What is a memory booster? It’s not another memory but a patented technology that doubles the capacity and bandwidth by employing ultra-tuned compression/decompression accelerators on the data path between the processor and the main memory. The data is compressed when fetched from memory, so the memory access latency is often shorter. That can deliver up to 50% more performance per watt, a crucial advantage for system-on-chips (SoCs) in servers and data centers.
The memory booster IP can be integrated into an SoC device by using the existing on-chip bus protocols. The IP block is placed on the memory access path and is invisible to the operating system and applications.

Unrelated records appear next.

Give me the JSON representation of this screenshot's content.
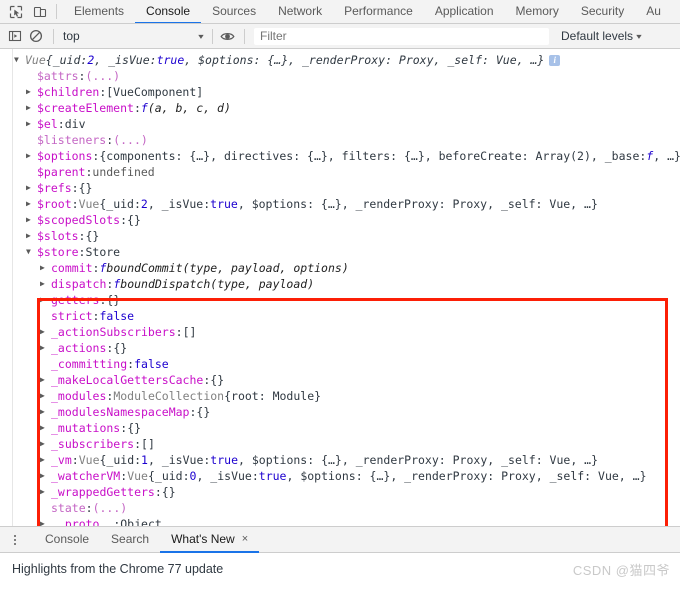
{
  "toolbar": {
    "inspect_icon": "inspect-cursor-icon",
    "device_icon": "device-toolbar-icon",
    "tabs": [
      {
        "label": "Elements",
        "selected": false
      },
      {
        "label": "Console",
        "selected": true
      },
      {
        "label": "Sources",
        "selected": false
      },
      {
        "label": "Network",
        "selected": false
      },
      {
        "label": "Performance",
        "selected": false
      },
      {
        "label": "Application",
        "selected": false
      },
      {
        "label": "Memory",
        "selected": false
      },
      {
        "label": "Security",
        "selected": false
      },
      {
        "label": "Au",
        "selected": false
      }
    ]
  },
  "console_toolbar": {
    "sidebar_icon": "console-sidebar-icon",
    "clear_icon": "clear-console-icon",
    "eye_icon": "live-expression-icon",
    "context": "top",
    "caret": "▾",
    "filter_placeholder": "Filter",
    "filter_value": "",
    "levels_label": "Default levels",
    "levels_caret": "▾"
  },
  "console_lines": [
    {
      "indent": 0,
      "tri": "open",
      "segments": [
        {
          "t": "Vue ",
          "c": "k-ctor k-italic"
        },
        {
          "t": "{_uid: ",
          "c": "k-plain k-italic"
        },
        {
          "t": "2",
          "c": "k-num k-italic"
        },
        {
          "t": ", _isVue: ",
          "c": "k-plain k-italic"
        },
        {
          "t": "true",
          "c": "k-bool k-italic"
        },
        {
          "t": ", $options: {…}, _renderProxy: Proxy, _self: Vue, …}",
          "c": "k-plain k-italic"
        }
      ],
      "badge": "i"
    },
    {
      "indent": 1,
      "tri": "none",
      "segments": [
        {
          "t": "$attrs",
          "c": "k-propd"
        },
        {
          "t": ": ",
          "c": "k-plain"
        },
        {
          "t": "(...)",
          "c": "k-propd"
        }
      ]
    },
    {
      "indent": 1,
      "tri": "closed",
      "segments": [
        {
          "t": "$children",
          "c": "k-prop"
        },
        {
          "t": ": ",
          "c": "k-plain"
        },
        {
          "t": "[VueComponent]",
          "c": "k-plain"
        }
      ]
    },
    {
      "indent": 1,
      "tri": "closed",
      "segments": [
        {
          "t": "$createElement",
          "c": "k-prop"
        },
        {
          "t": ": ",
          "c": "k-plain"
        },
        {
          "t": "f",
          "c": "k-fsym"
        },
        {
          "t": " (a, b, c, d)",
          "c": "k-fn"
        }
      ]
    },
    {
      "indent": 1,
      "tri": "closed",
      "segments": [
        {
          "t": "$el",
          "c": "k-prop"
        },
        {
          "t": ": ",
          "c": "k-plain"
        },
        {
          "t": "div",
          "c": "k-plain"
        }
      ]
    },
    {
      "indent": 1,
      "tri": "none",
      "segments": [
        {
          "t": "$listeners",
          "c": "k-propd"
        },
        {
          "t": ": ",
          "c": "k-plain"
        },
        {
          "t": "(...)",
          "c": "k-propd"
        }
      ]
    },
    {
      "indent": 1,
      "tri": "closed",
      "segments": [
        {
          "t": "$options",
          "c": "k-prop"
        },
        {
          "t": ": ",
          "c": "k-plain"
        },
        {
          "t": "{components: {…}, directives: {…}, filters: {…}, beforeCreate: Array(2), _base: ",
          "c": "k-plain"
        },
        {
          "t": "f",
          "c": "k-fsym"
        },
        {
          "t": ", …}",
          "c": "k-plain"
        }
      ]
    },
    {
      "indent": 1,
      "tri": "none",
      "segments": [
        {
          "t": "$parent",
          "c": "k-prop"
        },
        {
          "t": ": ",
          "c": "k-plain"
        },
        {
          "t": "undefined",
          "c": "k-dim"
        }
      ]
    },
    {
      "indent": 1,
      "tri": "closed",
      "segments": [
        {
          "t": "$refs",
          "c": "k-prop"
        },
        {
          "t": ": ",
          "c": "k-plain"
        },
        {
          "t": "{}",
          "c": "k-plain"
        }
      ]
    },
    {
      "indent": 1,
      "tri": "closed",
      "segments": [
        {
          "t": "$root",
          "c": "k-prop"
        },
        {
          "t": ": ",
          "c": "k-plain"
        },
        {
          "t": "Vue ",
          "c": "k-ctor"
        },
        {
          "t": "{_uid: ",
          "c": "k-plain"
        },
        {
          "t": "2",
          "c": "k-num"
        },
        {
          "t": ", _isVue: ",
          "c": "k-plain"
        },
        {
          "t": "true",
          "c": "k-bool"
        },
        {
          "t": ", $options: {…}, _renderProxy: Proxy, _self: Vue, …}",
          "c": "k-plain"
        }
      ]
    },
    {
      "indent": 1,
      "tri": "closed",
      "segments": [
        {
          "t": "$scopedSlots",
          "c": "k-prop"
        },
        {
          "t": ": ",
          "c": "k-plain"
        },
        {
          "t": "{}",
          "c": "k-plain"
        }
      ]
    },
    {
      "indent": 1,
      "tri": "closed",
      "segments": [
        {
          "t": "$slots",
          "c": "k-prop"
        },
        {
          "t": ": ",
          "c": "k-plain"
        },
        {
          "t": "{}",
          "c": "k-plain"
        }
      ]
    },
    {
      "indent": 1,
      "tri": "open",
      "segments": [
        {
          "t": "$store",
          "c": "k-prop"
        },
        {
          "t": ": ",
          "c": "k-plain"
        },
        {
          "t": "Store",
          "c": "k-plain"
        }
      ]
    },
    {
      "indent": 2,
      "tri": "closed",
      "segments": [
        {
          "t": "commit",
          "c": "k-prop"
        },
        {
          "t": ": ",
          "c": "k-plain"
        },
        {
          "t": "f",
          "c": "k-fsym"
        },
        {
          "t": " boundCommit(type, payload, options)",
          "c": "k-fn"
        }
      ]
    },
    {
      "indent": 2,
      "tri": "closed",
      "segments": [
        {
          "t": "dispatch",
          "c": "k-prop"
        },
        {
          "t": ": ",
          "c": "k-plain"
        },
        {
          "t": "f",
          "c": "k-fsym"
        },
        {
          "t": " boundDispatch(type, payload)",
          "c": "k-fn"
        }
      ]
    },
    {
      "indent": 2,
      "tri": "closed",
      "segments": [
        {
          "t": "getters",
          "c": "k-prop"
        },
        {
          "t": ": ",
          "c": "k-plain"
        },
        {
          "t": "{}",
          "c": "k-plain"
        }
      ]
    },
    {
      "indent": 2,
      "tri": "none",
      "segments": [
        {
          "t": "strict",
          "c": "k-prop"
        },
        {
          "t": ": ",
          "c": "k-plain"
        },
        {
          "t": "false",
          "c": "k-bool"
        }
      ]
    },
    {
      "indent": 2,
      "tri": "closed",
      "segments": [
        {
          "t": "_actionSubscribers",
          "c": "k-prop"
        },
        {
          "t": ": ",
          "c": "k-plain"
        },
        {
          "t": "[]",
          "c": "k-plain"
        }
      ]
    },
    {
      "indent": 2,
      "tri": "closed",
      "segments": [
        {
          "t": "_actions",
          "c": "k-prop"
        },
        {
          "t": ": ",
          "c": "k-plain"
        },
        {
          "t": "{}",
          "c": "k-plain"
        }
      ]
    },
    {
      "indent": 2,
      "tri": "none",
      "segments": [
        {
          "t": "_committing",
          "c": "k-prop"
        },
        {
          "t": ": ",
          "c": "k-plain"
        },
        {
          "t": "false",
          "c": "k-bool"
        }
      ]
    },
    {
      "indent": 2,
      "tri": "closed",
      "segments": [
        {
          "t": "_makeLocalGettersCache",
          "c": "k-prop"
        },
        {
          "t": ": ",
          "c": "k-plain"
        },
        {
          "t": "{}",
          "c": "k-plain"
        }
      ]
    },
    {
      "indent": 2,
      "tri": "closed",
      "segments": [
        {
          "t": "_modules",
          "c": "k-prop"
        },
        {
          "t": ": ",
          "c": "k-plain"
        },
        {
          "t": "ModuleCollection ",
          "c": "k-ctor"
        },
        {
          "t": "{root: Module}",
          "c": "k-plain"
        }
      ]
    },
    {
      "indent": 2,
      "tri": "closed",
      "segments": [
        {
          "t": "_modulesNamespaceMap",
          "c": "k-prop"
        },
        {
          "t": ": ",
          "c": "k-plain"
        },
        {
          "t": "{}",
          "c": "k-plain"
        }
      ]
    },
    {
      "indent": 2,
      "tri": "closed",
      "segments": [
        {
          "t": "_mutations",
          "c": "k-prop"
        },
        {
          "t": ": ",
          "c": "k-plain"
        },
        {
          "t": "{}",
          "c": "k-plain"
        }
      ]
    },
    {
      "indent": 2,
      "tri": "closed",
      "segments": [
        {
          "t": "_subscribers",
          "c": "k-prop"
        },
        {
          "t": ": ",
          "c": "k-plain"
        },
        {
          "t": "[]",
          "c": "k-plain"
        }
      ]
    },
    {
      "indent": 2,
      "tri": "closed",
      "segments": [
        {
          "t": "_vm",
          "c": "k-prop"
        },
        {
          "t": ": ",
          "c": "k-plain"
        },
        {
          "t": "Vue ",
          "c": "k-ctor"
        },
        {
          "t": "{_uid: ",
          "c": "k-plain"
        },
        {
          "t": "1",
          "c": "k-num"
        },
        {
          "t": ", _isVue: ",
          "c": "k-plain"
        },
        {
          "t": "true",
          "c": "k-bool"
        },
        {
          "t": ", $options: {…}, _renderProxy: Proxy, _self: Vue, …}",
          "c": "k-plain"
        }
      ]
    },
    {
      "indent": 2,
      "tri": "closed",
      "segments": [
        {
          "t": "_watcherVM",
          "c": "k-prop"
        },
        {
          "t": ": ",
          "c": "k-plain"
        },
        {
          "t": "Vue ",
          "c": "k-ctor"
        },
        {
          "t": "{_uid: ",
          "c": "k-plain"
        },
        {
          "t": "0",
          "c": "k-num"
        },
        {
          "t": ", _isVue: ",
          "c": "k-plain"
        },
        {
          "t": "true",
          "c": "k-bool"
        },
        {
          "t": ", $options: {…}, _renderProxy: Proxy, _self: Vue, …}",
          "c": "k-plain"
        }
      ]
    },
    {
      "indent": 2,
      "tri": "closed",
      "segments": [
        {
          "t": "_wrappedGetters",
          "c": "k-prop"
        },
        {
          "t": ": ",
          "c": "k-plain"
        },
        {
          "t": "{}",
          "c": "k-plain"
        }
      ]
    },
    {
      "indent": 2,
      "tri": "none",
      "segments": [
        {
          "t": "state",
          "c": "k-propd"
        },
        {
          "t": ": ",
          "c": "k-plain"
        },
        {
          "t": "(...)",
          "c": "k-propd"
        }
      ]
    },
    {
      "indent": 2,
      "tri": "closed",
      "segments": [
        {
          "t": "__proto__",
          "c": "k-prop"
        },
        {
          "t": ": ",
          "c": "k-plain"
        },
        {
          "t": "Object",
          "c": "k-plain"
        }
      ]
    }
  ],
  "annotation": {
    "box_color": "#fc1f06"
  },
  "drawer": {
    "menu_icon": "more-options-icon",
    "tabs": [
      {
        "label": "Console",
        "selected": false,
        "closable": false
      },
      {
        "label": "Search",
        "selected": false,
        "closable": false
      },
      {
        "label": "What's New",
        "selected": true,
        "closable": true
      }
    ],
    "close_icon": "×",
    "body_text": "Highlights from the Chrome 77 update"
  },
  "watermark": {
    "text": "CSDN @猫四爷"
  }
}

Figure 1 The problem of memory full of data is shown with white data between the memory controller and main memory. As a result, the memory bus is saturated, so the processing capacity goes unused. Source: ZeroPoint Technologies
Figure 2 The solution: the compression IP block placed near the memory controller reduces the need for additional expensive physical memory. Source: ZeroPoint Technologies
ZeroPoint Technologies AB, a spinout from the Chalmers University of Technology in Gothenburg, Sweden, claims to have licensed its Ziptilion memory booster IP to a global semiconductor firm. The Gothenburg, Sweden-based outfit also claims to be the only supplier of real-time memory compression IP for SoC designs.
ZeroPoint Technologies CEO Klas Moreau says that the booster IP helps mitigate the memory bottleneck challenge in SoCs by doubling the main memory capacity and memory bandwidth. “It facilitates unmatched energy efficiency by saving up to 20% on energy cost in servers operating in data center environments.”
ZeroPoint, founded by Professor Per Stenström and Angelos Arelakis Ph.D., is a privately-held limited company.
This article was originally published on EDN.
Majeed Ahmad, Editor-in-Chief of EDN and Planet Analog, has covered the electronics design industry for more than two decades.